◆ GIVEN INFORMATION:
━━━━━━━━

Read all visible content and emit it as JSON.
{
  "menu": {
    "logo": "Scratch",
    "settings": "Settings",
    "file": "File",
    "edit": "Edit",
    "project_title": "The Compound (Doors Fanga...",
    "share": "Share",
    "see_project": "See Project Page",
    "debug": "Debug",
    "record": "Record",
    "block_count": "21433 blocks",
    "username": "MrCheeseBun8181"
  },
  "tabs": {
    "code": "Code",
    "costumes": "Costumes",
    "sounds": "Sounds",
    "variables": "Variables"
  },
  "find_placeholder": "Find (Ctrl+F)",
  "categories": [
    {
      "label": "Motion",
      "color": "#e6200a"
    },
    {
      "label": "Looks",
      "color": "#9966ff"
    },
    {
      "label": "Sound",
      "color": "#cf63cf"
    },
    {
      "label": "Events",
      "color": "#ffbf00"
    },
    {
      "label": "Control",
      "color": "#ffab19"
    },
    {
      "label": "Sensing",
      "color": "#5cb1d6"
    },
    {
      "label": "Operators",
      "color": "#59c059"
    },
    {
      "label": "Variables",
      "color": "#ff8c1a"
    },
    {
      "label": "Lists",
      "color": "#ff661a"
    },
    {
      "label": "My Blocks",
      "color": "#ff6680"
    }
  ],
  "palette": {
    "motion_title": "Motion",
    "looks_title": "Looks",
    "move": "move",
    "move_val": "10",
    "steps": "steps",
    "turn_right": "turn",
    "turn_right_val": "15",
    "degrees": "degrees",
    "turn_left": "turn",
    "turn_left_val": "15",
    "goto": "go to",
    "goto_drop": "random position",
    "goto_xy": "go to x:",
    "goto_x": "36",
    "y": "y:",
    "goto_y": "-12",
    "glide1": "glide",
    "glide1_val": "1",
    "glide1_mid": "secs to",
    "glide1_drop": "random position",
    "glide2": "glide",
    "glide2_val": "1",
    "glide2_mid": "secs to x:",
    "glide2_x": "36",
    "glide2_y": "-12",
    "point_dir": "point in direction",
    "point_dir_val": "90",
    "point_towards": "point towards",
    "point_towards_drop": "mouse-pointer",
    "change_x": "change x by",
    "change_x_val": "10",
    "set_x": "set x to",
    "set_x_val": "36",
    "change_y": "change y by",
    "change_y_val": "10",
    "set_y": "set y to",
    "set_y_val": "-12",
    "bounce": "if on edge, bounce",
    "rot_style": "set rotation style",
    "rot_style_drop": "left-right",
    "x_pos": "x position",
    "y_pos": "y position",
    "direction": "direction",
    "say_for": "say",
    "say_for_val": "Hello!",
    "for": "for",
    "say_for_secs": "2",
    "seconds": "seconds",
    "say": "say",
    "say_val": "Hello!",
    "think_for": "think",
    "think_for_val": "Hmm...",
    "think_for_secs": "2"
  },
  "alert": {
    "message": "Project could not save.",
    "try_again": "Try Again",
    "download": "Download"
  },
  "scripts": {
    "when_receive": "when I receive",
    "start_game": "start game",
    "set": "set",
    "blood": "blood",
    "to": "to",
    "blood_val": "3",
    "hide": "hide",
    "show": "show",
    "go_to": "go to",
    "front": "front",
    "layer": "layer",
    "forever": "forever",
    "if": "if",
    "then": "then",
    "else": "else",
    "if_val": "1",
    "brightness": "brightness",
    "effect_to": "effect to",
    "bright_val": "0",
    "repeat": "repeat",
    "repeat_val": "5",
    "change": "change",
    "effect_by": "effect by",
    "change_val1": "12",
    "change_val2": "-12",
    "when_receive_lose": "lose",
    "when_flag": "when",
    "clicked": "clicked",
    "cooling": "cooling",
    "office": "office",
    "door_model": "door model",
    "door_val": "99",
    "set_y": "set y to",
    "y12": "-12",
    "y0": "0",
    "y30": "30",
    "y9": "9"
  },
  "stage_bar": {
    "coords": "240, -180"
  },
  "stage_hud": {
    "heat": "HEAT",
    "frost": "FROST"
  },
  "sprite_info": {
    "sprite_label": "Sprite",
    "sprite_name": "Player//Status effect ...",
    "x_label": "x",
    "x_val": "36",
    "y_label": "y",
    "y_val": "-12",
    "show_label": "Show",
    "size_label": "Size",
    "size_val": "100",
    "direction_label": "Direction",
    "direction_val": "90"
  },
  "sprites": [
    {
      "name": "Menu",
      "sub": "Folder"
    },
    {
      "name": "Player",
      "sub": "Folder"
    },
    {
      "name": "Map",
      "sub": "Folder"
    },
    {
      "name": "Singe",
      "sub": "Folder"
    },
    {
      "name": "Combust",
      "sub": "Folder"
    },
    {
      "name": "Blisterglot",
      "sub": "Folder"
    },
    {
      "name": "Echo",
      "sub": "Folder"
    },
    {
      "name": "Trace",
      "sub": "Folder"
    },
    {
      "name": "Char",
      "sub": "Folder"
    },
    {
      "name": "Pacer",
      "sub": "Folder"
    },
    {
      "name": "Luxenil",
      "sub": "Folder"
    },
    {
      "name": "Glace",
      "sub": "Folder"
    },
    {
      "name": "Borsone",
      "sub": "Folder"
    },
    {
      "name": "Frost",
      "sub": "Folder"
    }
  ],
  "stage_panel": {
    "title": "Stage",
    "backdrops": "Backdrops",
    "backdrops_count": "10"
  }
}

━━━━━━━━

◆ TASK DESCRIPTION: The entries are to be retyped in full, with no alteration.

◆ EXERCISE RESPONSE:
Read all visible content and emit it as JSON.
{
  "menu": {
    "logo": "Scratch",
    "settings": "Settings",
    "file": "File",
    "edit": "Edit",
    "project_title": "The Compound (Doors Fanga...",
    "share": "Share",
    "see_project": "See Project Page",
    "debug": "Debug",
    "record": "Record",
    "block_count": "21433 blocks",
    "username": "MrCheeseBun8181"
  },
  "tabs": {
    "code": "Code",
    "costumes": "Costumes",
    "sounds": "Sounds",
    "variables": "Variables"
  },
  "find_placeholder": "Find (Ctrl+F)",
  "categories": [
    {
      "label": "Motion",
      "color": "#e6200a"
    },
    {
      "label": "Looks",
      "color": "#9966ff"
    },
    {
      "label": "Sound",
      "color": "#cf63cf"
    },
    {
      "label": "Events",
      "color": "#ffbf00"
    },
    {
      "label": "Control",
      "color": "#ffab19"
    },
    {
      "label": "Sensing",
      "color": "#5cb1d6"
    },
    {
      "label": "Operators",
      "color": "#59c059"
    },
    {
      "label": "Variables",
      "color": "#ff8c1a"
    },
    {
      "label": "Lists",
      "color": "#ff661a"
    },
    {
      "label": "My Blocks",
      "color": "#ff6680"
    }
  ],
  "palette": {
    "motion_title": "Motion",
    "looks_title": "Looks",
    "move": "move",
    "move_val": "10",
    "steps": "steps",
    "turn_right": "turn",
    "turn_right_val": "15",
    "degrees": "degrees",
    "turn_left": "turn",
    "turn_left_val": "15",
    "goto": "go to",
    "goto_drop": "random position",
    "goto_xy": "go to x:",
    "goto_x": "36",
    "y": "y:",
    "goto_y": "-12",
    "glide1": "glide",
    "glide1_val": "1",
    "glide1_mid": "secs to",
    "glide1_drop": "random position",
    "glide2": "glide",
    "glide2_val": "1",
    "glide2_mid": "secs to x:",
    "glide2_x": "36",
    "glide2_y": "-12",
    "point_dir": "point in direction",
    "point_dir_val": "90",
    "point_towards": "point towards",
    "point_towards_drop": "mouse-pointer",
    "change_x": "change x by",
    "change_x_val": "10",
    "set_x": "set x to",
    "set_x_val": "36",
    "change_y": "change y by",
    "change_y_val": "10",
    "set_y": "set y to",
    "set_y_val": "-12",
    "bounce": "if on edge, bounce",
    "rot_style": "set rotation style",
    "rot_style_drop": "left-right",
    "x_pos": "x position",
    "y_pos": "y position",
    "direction": "direction",
    "say_for": "say",
    "say_for_val": "Hello!",
    "for": "for",
    "say_for_secs": "2",
    "seconds": "seconds",
    "say": "say",
    "say_val": "Hello!",
    "think_for": "think",
    "think_for_val": "Hmm...",
    "think_for_secs": "2"
  },
  "alert": {
    "message": "Project could not save.",
    "try_again": "Try Again",
    "download": "Download"
  },
  "scripts": {
    "when_receive": "when I receive",
    "start_game": "start game",
    "set": "set",
    "blood": "blood",
    "to": "to",
    "blood_val": "3",
    "hide": "hide",
    "show": "show",
    "go_to": "go to",
    "front": "front",
    "layer": "layer",
    "forever": "forever",
    "if": "if",
    "then": "then",
    "else": "else",
    "if_val": "1",
    "brightness": "brightness",
    "effect_to": "effect to",
    "bright_val": "0",
    "repeat": "repeat",
    "repeat_val": "5",
    "change": "change",
    "effect_by": "effect by",
    "change_val1": "12",
    "change_val2": "-12",
    "when_receive_lose": "lose",
    "when_flag": "when",
    "clicked": "clicked",
    "cooling": "cooling",
    "office": "office",
    "door_model": "door model",
    "door_val": "99",
    "set_y": "set y to",
    "y12": "-12",
    "y0": "0",
    "y30": "30",
    "y9": "9"
  },
  "stage_bar": {
    "coords": "240, -180"
  },
  "stage_hud": {
    "heat": "HEAT",
    "frost": "FROST"
  },
  "sprite_info": {
    "sprite_label": "Sprite",
    "sprite_name": "Player//Status effect ...",
    "x_label": "x",
    "x_val": "36",
    "y_label": "y",
    "y_val": "-12",
    "show_label": "Show",
    "size_label": "Size",
    "size_val": "100",
    "direction_label": "Direction",
    "direction_val": "90"
  },
  "sprites": [
    {
      "name": "Menu",
      "sub": "Folder"
    },
    {
      "name": "Player",
      "sub": "Folder"
    },
    {
      "name": "Map",
      "sub": "Folder"
    },
    {
      "name": "Singe",
      "sub": "Folder"
    },
    {
      "name": "Combust",
      "sub": "Folder"
    },
    {
      "name": "Blisterglot",
      "sub": "Folder"
    },
    {
      "name": "Echo",
      "sub": "Folder"
    },
    {
      "name": "Trace",
      "sub": "Folder"
    },
    {
      "name": "Char",
      "sub": "Folder"
    },
    {
      "name": "Pacer",
      "sub": "Folder"
    },
    {
      "name": "Luxenil",
      "sub": "Folder"
    },
    {
      "name": "Glace",
      "sub": "Folder"
    },
    {
      "name": "Borsone",
      "sub": "Folder"
    },
    {
      "name": "Frost",
      "sub": "Folder"
    }
  ],
  "stage_panel": {
    "title": "Stage",
    "backdrops": "Backdrops",
    "backdrops_count": "10"
  }
}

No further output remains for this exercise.